• **Your goal**:
Your task is to output the data exactly as it stands.

• **Entries from a dataset of interfaces**:
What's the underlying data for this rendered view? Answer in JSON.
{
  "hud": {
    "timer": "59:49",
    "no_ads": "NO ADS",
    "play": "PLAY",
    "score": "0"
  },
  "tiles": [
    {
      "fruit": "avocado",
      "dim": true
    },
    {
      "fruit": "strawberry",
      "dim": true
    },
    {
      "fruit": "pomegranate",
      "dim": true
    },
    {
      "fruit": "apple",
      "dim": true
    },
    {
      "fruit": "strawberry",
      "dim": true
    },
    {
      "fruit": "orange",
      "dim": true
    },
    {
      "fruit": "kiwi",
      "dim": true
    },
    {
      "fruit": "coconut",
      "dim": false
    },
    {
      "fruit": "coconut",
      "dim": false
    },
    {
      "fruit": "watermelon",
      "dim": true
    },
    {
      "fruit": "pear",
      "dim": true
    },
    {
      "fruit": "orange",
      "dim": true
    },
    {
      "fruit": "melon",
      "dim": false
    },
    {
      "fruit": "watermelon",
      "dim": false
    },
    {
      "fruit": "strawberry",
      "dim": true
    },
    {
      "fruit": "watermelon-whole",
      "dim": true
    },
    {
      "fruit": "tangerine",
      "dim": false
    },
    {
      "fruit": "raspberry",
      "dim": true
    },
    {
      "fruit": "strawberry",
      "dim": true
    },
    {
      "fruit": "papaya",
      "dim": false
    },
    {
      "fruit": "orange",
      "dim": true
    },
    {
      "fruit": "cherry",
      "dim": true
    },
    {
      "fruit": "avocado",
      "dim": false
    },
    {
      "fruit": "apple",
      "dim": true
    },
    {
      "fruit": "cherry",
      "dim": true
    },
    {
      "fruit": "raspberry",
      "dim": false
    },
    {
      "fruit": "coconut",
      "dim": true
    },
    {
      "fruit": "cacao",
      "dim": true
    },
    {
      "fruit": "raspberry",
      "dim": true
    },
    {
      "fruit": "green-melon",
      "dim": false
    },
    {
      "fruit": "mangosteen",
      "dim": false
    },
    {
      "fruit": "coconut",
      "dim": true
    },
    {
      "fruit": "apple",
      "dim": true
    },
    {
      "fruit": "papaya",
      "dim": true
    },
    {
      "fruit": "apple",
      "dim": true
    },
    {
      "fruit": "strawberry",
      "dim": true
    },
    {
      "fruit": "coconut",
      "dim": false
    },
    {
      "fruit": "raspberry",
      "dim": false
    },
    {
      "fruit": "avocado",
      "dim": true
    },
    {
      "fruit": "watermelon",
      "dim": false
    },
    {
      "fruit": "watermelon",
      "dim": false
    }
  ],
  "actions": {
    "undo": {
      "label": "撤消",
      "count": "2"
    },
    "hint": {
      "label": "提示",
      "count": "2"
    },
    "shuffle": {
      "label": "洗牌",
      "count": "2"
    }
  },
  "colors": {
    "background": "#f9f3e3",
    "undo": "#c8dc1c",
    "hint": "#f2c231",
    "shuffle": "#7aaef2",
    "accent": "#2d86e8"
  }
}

• **Response**:
What's the underlying data for this rendered view? Answer in JSON.
{
  "hud": {
    "timer": "59:49",
    "no_ads": "NO ADS",
    "play": "PLAY",
    "score": "0"
  },
  "tiles": [
    {
      "fruit": "avocado",
      "dim": true
    },
    {
      "fruit": "strawberry",
      "dim": true
    },
    {
      "fruit": "pomegranate",
      "dim": true
    },
    {
      "fruit": "apple",
      "dim": true
    },
    {
      "fruit": "strawberry",
      "dim": true
    },
    {
      "fruit": "orange",
      "dim": true
    },
    {
      "fruit": "kiwi",
      "dim": true
    },
    {
      "fruit": "coconut",
      "dim": false
    },
    {
      "fruit": "coconut",
      "dim": false
    },
    {
      "fruit": "watermelon",
      "dim": true
    },
    {
      "fruit": "pear",
      "dim": true
    },
    {
      "fruit": "orange",
      "dim": true
    },
    {
      "fruit": "melon",
      "dim": false
    },
    {
      "fruit": "watermelon",
      "dim": false
    },
    {
      "fruit": "strawberry",
      "dim": true
    },
    {
      "fruit": "watermelon-whole",
      "dim": true
    },
    {
      "fruit": "tangerine",
      "dim": false
    },
    {
      "fruit": "raspberry",
      "dim": true
    },
    {
      "fruit": "strawberry",
      "dim": true
    },
    {
      "fruit": "papaya",
      "dim": false
    },
    {
      "fruit": "orange",
      "dim": true
    },
    {
      "fruit": "cherry",
      "dim": true
    },
    {
      "fruit": "avocado",
      "dim": false
    },
    {
      "fruit": "apple",
      "dim": true
    },
    {
      "fruit": "cherry",
      "dim": true
    },
    {
      "fruit": "raspberry",
      "dim": false
    },
    {
      "fruit": "coconut",
      "dim": true
    },
    {
      "fruit": "cacao",
      "dim": true
    },
    {
      "fruit": "raspberry",
      "dim": true
    },
    {
      "fruit": "green-melon",
      "dim": false
    },
    {
      "fruit": "mangosteen",
      "dim": false
    },
    {
      "fruit": "coconut",
      "dim": true
    },
    {
      "fruit": "apple",
      "dim": true
    },
    {
      "fruit": "papaya",
      "dim": true
    },
    {
      "fruit": "apple",
      "dim": true
    },
    {
      "fruit": "strawberry",
      "dim": true
    },
    {
      "fruit": "coconut",
      "dim": false
    },
    {
      "fruit": "raspberry",
      "dim": false
    },
    {
      "fruit": "avocado",
      "dim": true
    },
    {
      "fruit": "watermelon",
      "dim": false
    },
    {
      "fruit": "watermelon",
      "dim": false
    }
  ],
  "actions": {
    "undo": {
      "label": "撤消",
      "count": "2"
    },
    "hint": {
      "label": "提示",
      "count": "2"
    },
    "shuffle": {
      "label": "洗牌",
      "count": "2"
    }
  },
  "colors": {
    "background": "#f9f3e3",
    "undo": "#c8dc1c",
    "hint": "#f2c231",
    "shuffle": "#7aaef2",
    "accent": "#2d86e8"
  }
}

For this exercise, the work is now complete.